Sea Change or Hurricane?
We are once again seeing politicians, statesmen/women, and various wonks telling the Republican Party and other conservatives how to act and run their campaigns – yes, it is CPAC time!
While some speeches and commentary may stand out – it is unlikely a sea-change will take place within the rank and file.
Before we consider why a change to the Republican Party is unlikely, let’s consider a few speeches that may create some commotion.
Always a crowd pleaser, Sarah Palin stepped up to the mark once again. Her rah-rah rhetoric, filled with caustic barbs, always garners ovations and applause. She spoke to issues ranging from President Barack Obama being more a politician than a statesman to problems within the Republican Party due to an overdependence upon insiders like the “architect” (an obvious reference to Karl Rove and his dislike of the Tea Party). Although there was little tactical advice, (short of knowing one’s own core values and speaking to them) Mrs. Palin’s speech was an energizing force.
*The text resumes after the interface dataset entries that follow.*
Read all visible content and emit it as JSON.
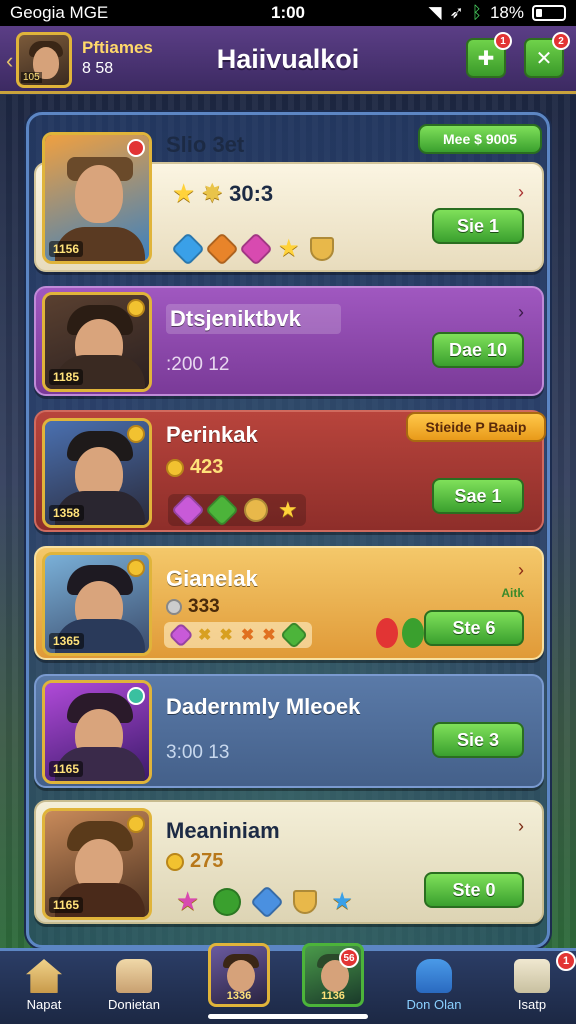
{
  "status_bar": {
    "carrier": "Geogia MGE",
    "time": "1:00",
    "battery": "18%"
  },
  "header": {
    "player_name": "Pftiames",
    "player_score": "8 58",
    "title": "Haiivualkoi",
    "button_badges": [
      "1",
      "2"
    ]
  },
  "cards": [
    {
      "name": "Slio 3et",
      "value": "30:3",
      "level": "1156",
      "button": "Sie 1",
      "tag": "Mee $ 9005",
      "bg": "#f3ead2"
    },
    {
      "name": "Dtsjeniktbvk",
      "value": ":200 12",
      "level": "1185",
      "button": "Dae 10",
      "bg": "#8b4aa8"
    },
    {
      "name": "Perinkak",
      "value": "423",
      "level": "1358",
      "button": "Sae 1",
      "tag": "Stieide P Baaip",
      "bg": "#a83a34"
    },
    {
      "name": "Gianelak",
      "value": "333",
      "level": "1365",
      "button": "Ste 6",
      "tag": "Aitk",
      "bg": "#e8a94a"
    },
    {
      "name": "Dadernmly Mleoek",
      "value": "3:00 13",
      "level": "1165",
      "button": "Sie 3",
      "bg": "#4f6e9a"
    },
    {
      "name": "Meaniniam",
      "value": "275",
      "level": "1165",
      "button": "Ste 0",
      "bg": "#ece7cf"
    }
  ],
  "bottom_nav": {
    "items": [
      "Napat",
      "Donietan",
      "Don Olan",
      "Isatp"
    ],
    "avatar_levels": [
      "1336",
      "1136"
    ],
    "badges": [
      "56",
      "1"
    ]
  },
  "colors": {
    "accent_green": "#4cb43a",
    "gold": "#e0b43a",
    "header_purple": "#4a3374"
  }
}
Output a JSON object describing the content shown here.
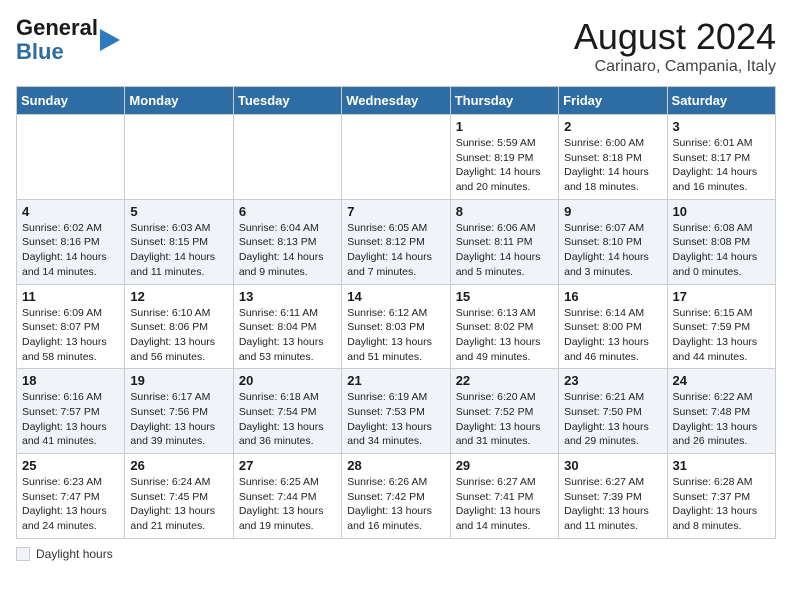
{
  "header": {
    "logo_line1": "General",
    "logo_line2": "Blue",
    "title": "August 2024",
    "subtitle": "Carinaro, Campania, Italy"
  },
  "columns": [
    "Sunday",
    "Monday",
    "Tuesday",
    "Wednesday",
    "Thursday",
    "Friday",
    "Saturday"
  ],
  "weeks": [
    [
      {
        "num": "",
        "info": ""
      },
      {
        "num": "",
        "info": ""
      },
      {
        "num": "",
        "info": ""
      },
      {
        "num": "",
        "info": ""
      },
      {
        "num": "1",
        "info": "Sunrise: 5:59 AM\nSunset: 8:19 PM\nDaylight: 14 hours and 20 minutes."
      },
      {
        "num": "2",
        "info": "Sunrise: 6:00 AM\nSunset: 8:18 PM\nDaylight: 14 hours and 18 minutes."
      },
      {
        "num": "3",
        "info": "Sunrise: 6:01 AM\nSunset: 8:17 PM\nDaylight: 14 hours and 16 minutes."
      }
    ],
    [
      {
        "num": "4",
        "info": "Sunrise: 6:02 AM\nSunset: 8:16 PM\nDaylight: 14 hours and 14 minutes."
      },
      {
        "num": "5",
        "info": "Sunrise: 6:03 AM\nSunset: 8:15 PM\nDaylight: 14 hours and 11 minutes."
      },
      {
        "num": "6",
        "info": "Sunrise: 6:04 AM\nSunset: 8:13 PM\nDaylight: 14 hours and 9 minutes."
      },
      {
        "num": "7",
        "info": "Sunrise: 6:05 AM\nSunset: 8:12 PM\nDaylight: 14 hours and 7 minutes."
      },
      {
        "num": "8",
        "info": "Sunrise: 6:06 AM\nSunset: 8:11 PM\nDaylight: 14 hours and 5 minutes."
      },
      {
        "num": "9",
        "info": "Sunrise: 6:07 AM\nSunset: 8:10 PM\nDaylight: 14 hours and 3 minutes."
      },
      {
        "num": "10",
        "info": "Sunrise: 6:08 AM\nSunset: 8:08 PM\nDaylight: 14 hours and 0 minutes."
      }
    ],
    [
      {
        "num": "11",
        "info": "Sunrise: 6:09 AM\nSunset: 8:07 PM\nDaylight: 13 hours and 58 minutes."
      },
      {
        "num": "12",
        "info": "Sunrise: 6:10 AM\nSunset: 8:06 PM\nDaylight: 13 hours and 56 minutes."
      },
      {
        "num": "13",
        "info": "Sunrise: 6:11 AM\nSunset: 8:04 PM\nDaylight: 13 hours and 53 minutes."
      },
      {
        "num": "14",
        "info": "Sunrise: 6:12 AM\nSunset: 8:03 PM\nDaylight: 13 hours and 51 minutes."
      },
      {
        "num": "15",
        "info": "Sunrise: 6:13 AM\nSunset: 8:02 PM\nDaylight: 13 hours and 49 minutes."
      },
      {
        "num": "16",
        "info": "Sunrise: 6:14 AM\nSunset: 8:00 PM\nDaylight: 13 hours and 46 minutes."
      },
      {
        "num": "17",
        "info": "Sunrise: 6:15 AM\nSunset: 7:59 PM\nDaylight: 13 hours and 44 minutes."
      }
    ],
    [
      {
        "num": "18",
        "info": "Sunrise: 6:16 AM\nSunset: 7:57 PM\nDaylight: 13 hours and 41 minutes."
      },
      {
        "num": "19",
        "info": "Sunrise: 6:17 AM\nSunset: 7:56 PM\nDaylight: 13 hours and 39 minutes."
      },
      {
        "num": "20",
        "info": "Sunrise: 6:18 AM\nSunset: 7:54 PM\nDaylight: 13 hours and 36 minutes."
      },
      {
        "num": "21",
        "info": "Sunrise: 6:19 AM\nSunset: 7:53 PM\nDaylight: 13 hours and 34 minutes."
      },
      {
        "num": "22",
        "info": "Sunrise: 6:20 AM\nSunset: 7:52 PM\nDaylight: 13 hours and 31 minutes."
      },
      {
        "num": "23",
        "info": "Sunrise: 6:21 AM\nSunset: 7:50 PM\nDaylight: 13 hours and 29 minutes."
      },
      {
        "num": "24",
        "info": "Sunrise: 6:22 AM\nSunset: 7:48 PM\nDaylight: 13 hours and 26 minutes."
      }
    ],
    [
      {
        "num": "25",
        "info": "Sunrise: 6:23 AM\nSunset: 7:47 PM\nDaylight: 13 hours and 24 minutes."
      },
      {
        "num": "26",
        "info": "Sunrise: 6:24 AM\nSunset: 7:45 PM\nDaylight: 13 hours and 21 minutes."
      },
      {
        "num": "27",
        "info": "Sunrise: 6:25 AM\nSunset: 7:44 PM\nDaylight: 13 hours and 19 minutes."
      },
      {
        "num": "28",
        "info": "Sunrise: 6:26 AM\nSunset: 7:42 PM\nDaylight: 13 hours and 16 minutes."
      },
      {
        "num": "29",
        "info": "Sunrise: 6:27 AM\nSunset: 7:41 PM\nDaylight: 13 hours and 14 minutes."
      },
      {
        "num": "30",
        "info": "Sunrise: 6:27 AM\nSunset: 7:39 PM\nDaylight: 13 hours and 11 minutes."
      },
      {
        "num": "31",
        "info": "Sunrise: 6:28 AM\nSunset: 7:37 PM\nDaylight: 13 hours and 8 minutes."
      }
    ]
  ],
  "footer": {
    "daylight_label": "Daylight hours"
  }
}
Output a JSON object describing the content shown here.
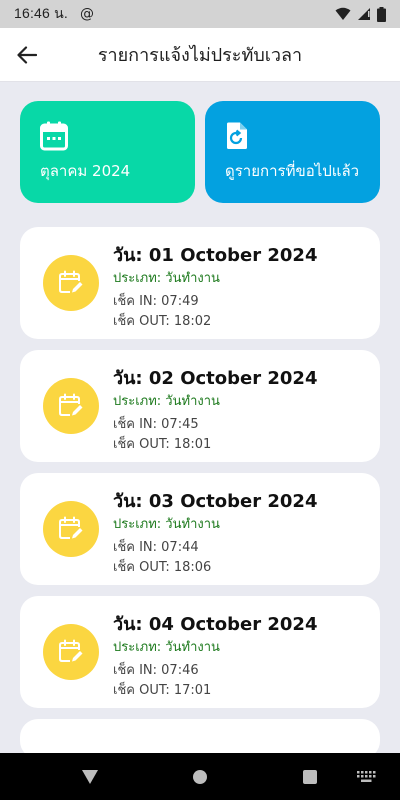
{
  "status_bar": {
    "time": "16:46 น.",
    "colors": {
      "bg": "#d3d3d3"
    }
  },
  "header": {
    "title": "รายการแจ้งไม่ประทับเวลา"
  },
  "top_cards": [
    {
      "label": "ตุลาคม 2024",
      "icon": "calendar-icon",
      "color": "#08d8a7"
    },
    {
      "label": "ดูรายการที่ขอไปแล้ว",
      "icon": "history-icon",
      "color": "#03a1e0"
    }
  ],
  "days": [
    {
      "date": "วัน: 01 October 2024",
      "type": "ประเภท: วันทำงาน",
      "check_in": "เช็ค IN: 07:49",
      "check_out": "เช็ค OUT: 18:02"
    },
    {
      "date": "วัน: 02 October 2024",
      "type": "ประเภท: วันทำงาน",
      "check_in": "เช็ค IN: 07:45",
      "check_out": "เช็ค OUT: 18:01"
    },
    {
      "date": "วัน: 03 October 2024",
      "type": "ประเภท: วันทำงาน",
      "check_in": "เช็ค IN: 07:44",
      "check_out": "เช็ค OUT: 18:06"
    },
    {
      "date": "วัน: 04 October 2024",
      "type": "ประเภท: วันทำงาน",
      "check_in": "เช็ค IN: 07:46",
      "check_out": "เช็ค OUT: 17:01"
    }
  ],
  "colors": {
    "badge": "#fbd641",
    "type_text": "#1e7a1e",
    "background": "#e9eaf1"
  }
}
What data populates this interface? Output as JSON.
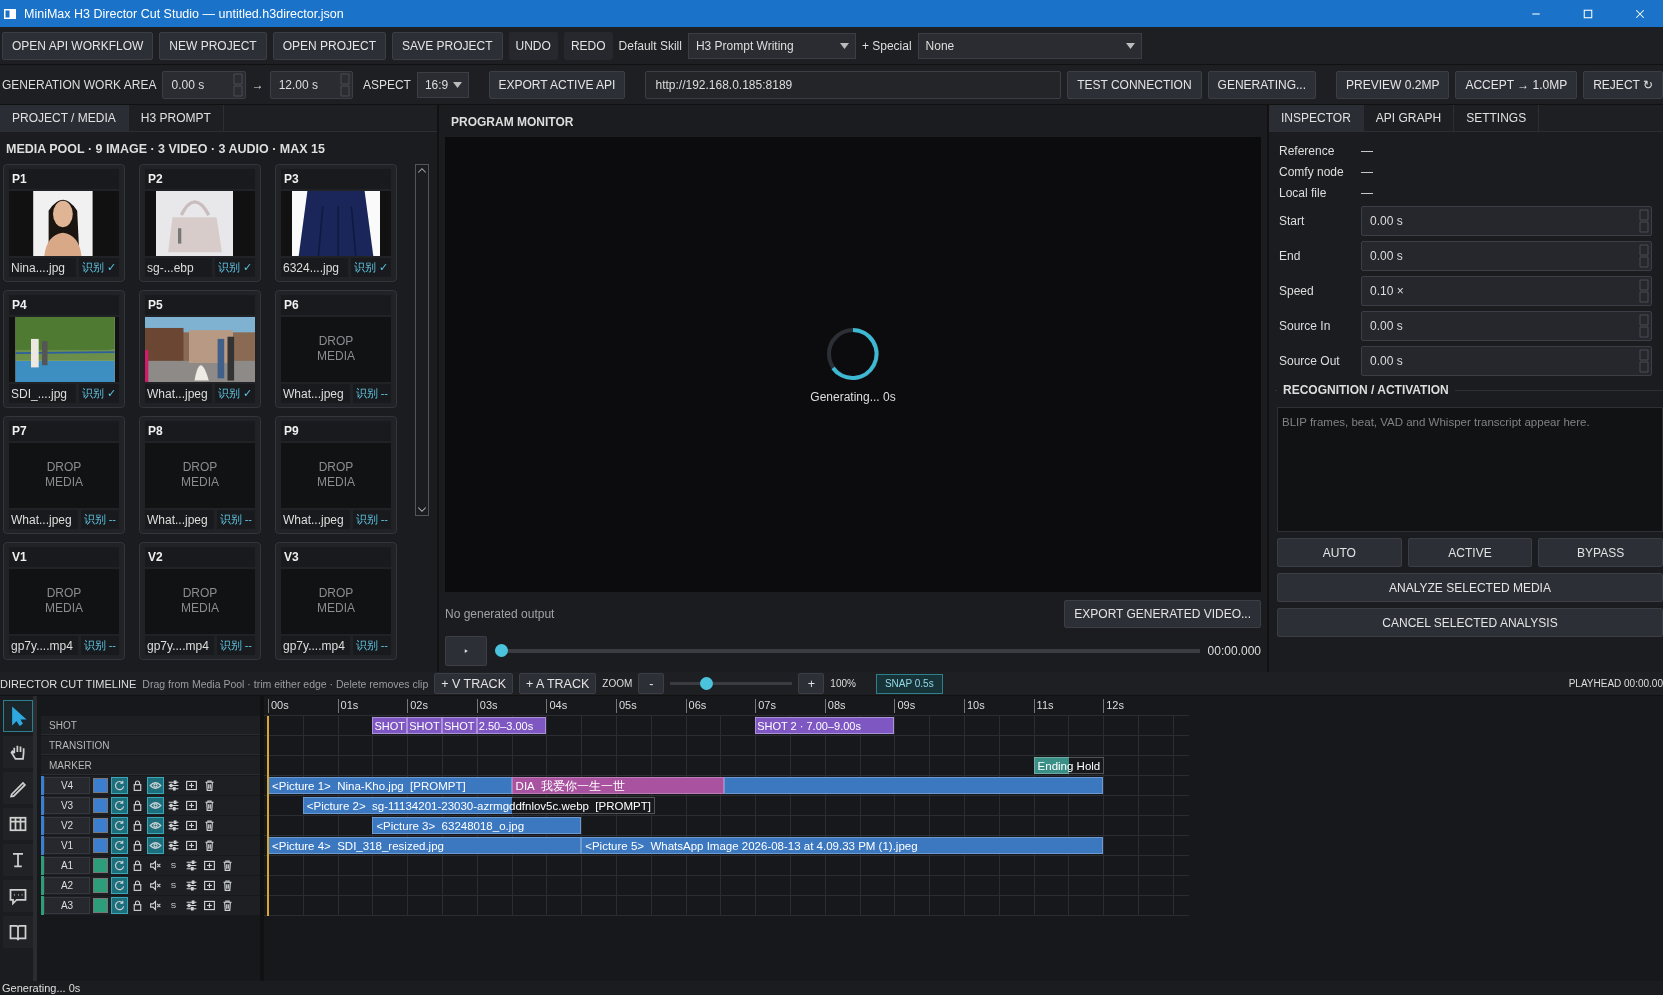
{
  "window": {
    "title": "MiniMax H3 Director Cut Studio — untitled.h3director.json"
  },
  "toolbar": {
    "buttons": [
      {
        "label": "OPEN API WORKFLOW",
        "kind": "raised"
      },
      {
        "label": "NEW PROJECT",
        "kind": "raised"
      },
      {
        "label": "OPEN PROJECT",
        "kind": "raised"
      },
      {
        "label": "SAVE PROJECT",
        "kind": "raised"
      },
      {
        "label": "UNDO",
        "kind": "flat"
      },
      {
        "label": "REDO",
        "kind": "flat"
      }
    ],
    "skill_label": "Default Skill",
    "skill": "H3 Prompt Writing",
    "special_label": "+ Special",
    "special": "None"
  },
  "work_area": {
    "label": "GENERATION WORK AREA",
    "start": "0.00 s",
    "arrow": "→",
    "end": "12.00 s",
    "aspect_label": "ASPECT",
    "aspect": "16:9",
    "export_button": "EXPORT ACTIVE API",
    "url": "http://192.168.0.185:8189",
    "buttons": [
      "TEST CONNECTION",
      "GENERATING...",
      "PREVIEW 0.2MP",
      "ACCEPT → 1.0MP",
      "REJECT ↻"
    ]
  },
  "left_tabs": [
    {
      "label": "PROJECT / MEDIA",
      "selected": true
    },
    {
      "label": "H3 PROMPT",
      "selected": false
    }
  ],
  "media_pool": {
    "title": "MEDIA POOL · 9 IMAGE · 3 VIDEO · 3 AUDIO · MAX 15",
    "slots": [
      {
        "id": "P1",
        "kind": "picture",
        "file": "Nina....jpg",
        "status": "识别 ✓"
      },
      {
        "id": "P2",
        "kind": "picture",
        "file": "sg-...ebp",
        "status": "识别 ✓"
      },
      {
        "id": "P3",
        "kind": "picture",
        "file": "6324....jpg",
        "status": "识别 ✓"
      },
      {
        "id": "P4",
        "kind": "picture",
        "file": "SDI_....jpg",
        "status": "识别 ✓"
      },
      {
        "id": "P5",
        "kind": "picture",
        "file": "What...jpeg",
        "status": "识别 ✓"
      },
      {
        "id": "P6",
        "kind": "empty",
        "placeholder": "DROP MEDIA",
        "file": "What...jpeg",
        "status": "识别 --"
      },
      {
        "id": "P7",
        "kind": "empty",
        "placeholder": "DROP MEDIA",
        "file": "What...jpeg",
        "status": "识别 --"
      },
      {
        "id": "P8",
        "kind": "empty",
        "placeholder": "DROP MEDIA",
        "file": "What...jpeg",
        "status": "识别 --"
      },
      {
        "id": "P9",
        "kind": "empty",
        "placeholder": "DROP MEDIA",
        "file": "What...jpeg",
        "status": "识别 --"
      },
      {
        "id": "V1",
        "kind": "empty",
        "placeholder": "DROP MEDIA",
        "file": "gp7y....mp4",
        "status": "识别 --"
      },
      {
        "id": "V2",
        "kind": "empty",
        "placeholder": "DROP MEDIA",
        "file": "gp7y....mp4",
        "status": "识别 --"
      },
      {
        "id": "V3",
        "kind": "empty",
        "placeholder": "DROP MEDIA",
        "file": "gp7y....mp4",
        "status": "识别 --"
      }
    ]
  },
  "monitor": {
    "title": "PROGRAM MONITOR",
    "status": "Generating... 0s",
    "output": "No generated output",
    "export_button": "EXPORT GENERATED VIDEO...",
    "scrubber": {
      "level": 0
    },
    "time": "00:00.000"
  },
  "right_tabs": [
    {
      "label": "INSPECTOR",
      "selected": true
    },
    {
      "label": "API GRAPH",
      "selected": false
    },
    {
      "label": "SETTINGS",
      "selected": false
    }
  ],
  "inspector": {
    "info": [
      {
        "label": "Reference",
        "value": "—"
      },
      {
        "label": "Comfy node",
        "value": "—"
      },
      {
        "label": "Local file",
        "value": "—"
      }
    ],
    "fields": [
      {
        "label": "Start",
        "value": "0.00 s"
      },
      {
        "label": "End",
        "value": "0.00 s"
      },
      {
        "label": "Speed",
        "value": "0.10 ×"
      },
      {
        "label": "Source In",
        "value": "0.00 s"
      },
      {
        "label": "Source Out",
        "value": "0.00 s"
      }
    ]
  },
  "recognition": {
    "title": "RECOGNITION / ACTIVATION",
    "placeholder": "BLIP frames, beat, VAD and Whisper transcript appear here.",
    "modes": [
      "AUTO",
      "ACTIVE",
      "BYPASS"
    ],
    "actions": [
      "ANALYZE SELECTED MEDIA",
      "CANCEL SELECTED ANALYSIS"
    ]
  },
  "timeline": {
    "title": "DIRECTOR CUT TIMELINE",
    "hint": "Drag from Media Pool · trim either edge · Delete removes clip",
    "add_buttons": [
      "+ V TRACK",
      "+ A TRACK"
    ],
    "zoom_label": "ZOOM",
    "zoom_out": "-",
    "zoom": {
      "level": 0.27
    },
    "zoom_in": "+",
    "zoom_value": "100%",
    "snap": {
      "label": "SNAP 0.5s",
      "on": true
    },
    "playhead": "PLAYHEAD 00:00.00",
    "tools": [
      {
        "kind": "pointer",
        "selected": true
      },
      {
        "kind": "hand",
        "selected": false
      },
      {
        "kind": "blade",
        "selected": false
      },
      {
        "kind": "grid",
        "selected": false
      },
      {
        "kind": "text",
        "selected": false
      },
      {
        "kind": "comment",
        "selected": false
      },
      {
        "kind": "book",
        "selected": false
      }
    ],
    "ruler": [
      "00s",
      "01s",
      "02s",
      "03s",
      "04s",
      "05s",
      "06s",
      "07s",
      "08s",
      "09s",
      "10s",
      "11s",
      "12s"
    ],
    "lanes": [
      {
        "name": "SHOT",
        "clips": [
          {
            "kind": "shot",
            "label": "SHOT"
          },
          {
            "kind": "shot",
            "label": "SHOT"
          },
          {
            "kind": "shot",
            "label": "SHOT"
          },
          {
            "kind": "shot",
            "label": "2.50–3.00s"
          },
          {
            "kind": "shot",
            "label": "SHOT 2 · 7.00–9.00s"
          }
        ]
      },
      {
        "name": "TRANSITION"
      },
      {
        "name": "MARKER",
        "clips": [
          {
            "kind": "marker",
            "label": "Ending Hold"
          }
        ]
      }
    ],
    "tracks": [
      {
        "name": "V4",
        "kind": "video",
        "color": "#3d7fcf",
        "visible": true,
        "clips": [
          {
            "kind": "picture",
            "label": "<Picture 1>  Nina-Kho.jpg  [PROMPT]"
          },
          {
            "kind": "dialogue",
            "label": "DIA  我爱你一生一世"
          },
          {
            "kind": "picture"
          }
        ]
      },
      {
        "name": "V3",
        "kind": "video",
        "color": "#3d7fcf",
        "visible": true,
        "clips": [
          {
            "kind": "picture",
            "label": "<Picture 2>  sg-11134201-23030-azrmgddfnlov5c.webp  [PROMPT]"
          }
        ]
      },
      {
        "name": "V2",
        "kind": "video",
        "color": "#3d7fcf",
        "visible": true,
        "clips": [
          {
            "kind": "picture",
            "label": "<Picture 3>  63248018_o.jpg"
          }
        ]
      },
      {
        "name": "V1",
        "kind": "video",
        "color": "#3d7fcf",
        "visible": true,
        "clips": [
          {
            "kind": "picture",
            "label": "<Picture 4>  SDI_318_resized.jpg"
          },
          {
            "kind": "picture",
            "label": "<Picture 5>  WhatsApp Image 2026-08-13 at 4.09.33 PM (1).jpeg"
          }
        ]
      },
      {
        "name": "A1",
        "kind": "audio",
        "color": "#2e9e7a",
        "solo_label": "S"
      },
      {
        "name": "A2",
        "kind": "audio",
        "color": "#2e9e7a",
        "solo_label": "S"
      },
      {
        "name": "A3",
        "kind": "audio",
        "color": "#2e9e7a",
        "solo_label": "S"
      }
    ]
  },
  "status_bar": {
    "text": "Generating...  0s"
  }
}
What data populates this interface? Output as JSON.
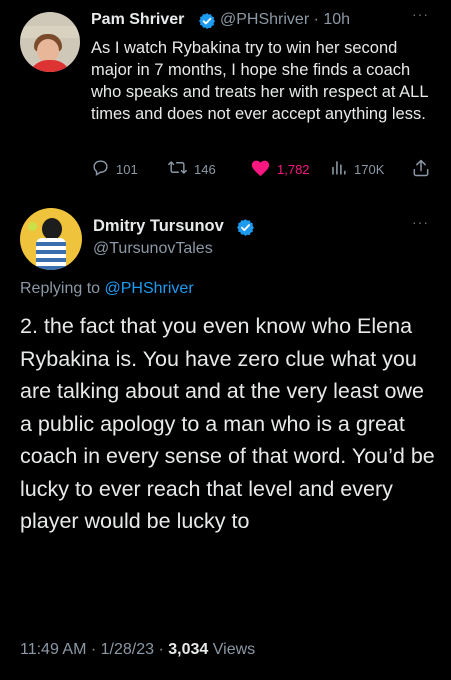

A new voice, Dr. Ben Carson, was also given an opportunity to address the crowd. He will be remembered for his keynote address at the National Prayer Breakfast in which he directly admonished President Obama for the poor outline and planning of Obamacare.
What differentiated Dr. Carson was not only his courage to speak directly to the president, but he also outlined a real and viable alternative to Obamacare. An obviously brilliant and thoughtful man, his speech at CPAC focused upon using common sense over status quo. (He also noted he would be retiring soon, which opens a door to a possible run for office)
Finally, one of the more important speeches was given by Democratic Strategist Pat Caddell. He noted that "the Republican consultant class is taking the party down the tubes, that they're making filthy amounts of money – $150 million a campaign – whether the candidate wins or loses." These consultants have no real alliance to an ideology, yet they are not only taking obscene amounts of donations, but they are controlling the candidates! Unless the Republican Party makes a concerted effort to diminish this influence, (something in which the “insiders” have a vested interest) the status quo of weak leadership will continue.
So, what is the likelihood of such a sea-change occurring within the Republican Party?
Remember what occurred during the last Republican National Convention in Tampa, Florida – a major rule change took place with a less than honest vote. As noted by FreedomWorks, this power grab took place within two rules:
Amend existing Rule 12 to hand members of the Republican National Committee, for the first time, the power to change the party's rules on the fly between national conventions. (National conventions only take place during presidential election years.) The RNC may not amend Rule 12, however; that privilege remains reserved to a national convention. Three-fourths of RNC members must approve a proposed rules change for it to take effect.
Amend existing Rule 15 to allow the presumptive presidential nominee to “disavow” duly elected delegates and force state parties to hold new elections to replace any delegate or alternate deemed unacceptable by the presumptive presidential nominee. (Note: The proposal also contained a provision altering the method of allocating delegates, in order to front-load and shorten the presidential primary calendar.)
This stunning set of last minute rule changes vests all the power in the National Party by usurping the authority from the states – juxtapose this with the ideology the GOP presents about federal authority usurping power away from the states and the people.
These rule changes had nothing to do with forwarding the election of Mitt Romney – they were put in place specifically to imbue the “insiders” with more power and strip power from grassroots organizations and the people! “It’s not hard to imagine the temptation a campaign would feel to use this power to intimidate delegates and to reward friends, supporters, and campaign contributors.” (Least we forget, the Tea Party brought the Republican landslide of 2010 and many “insiders” and longtime elected Representatives do not care for these conservatives)
CPAC is a good opportunity to vent and present new and important ideas – but the real issues still lay within the powerbrokers and “insiders.” If the Republican Party does not step up and recognize their real constituency is people with conservative values and return their power back to that constituency, they will be leaving us even as they perceive we are leaving them.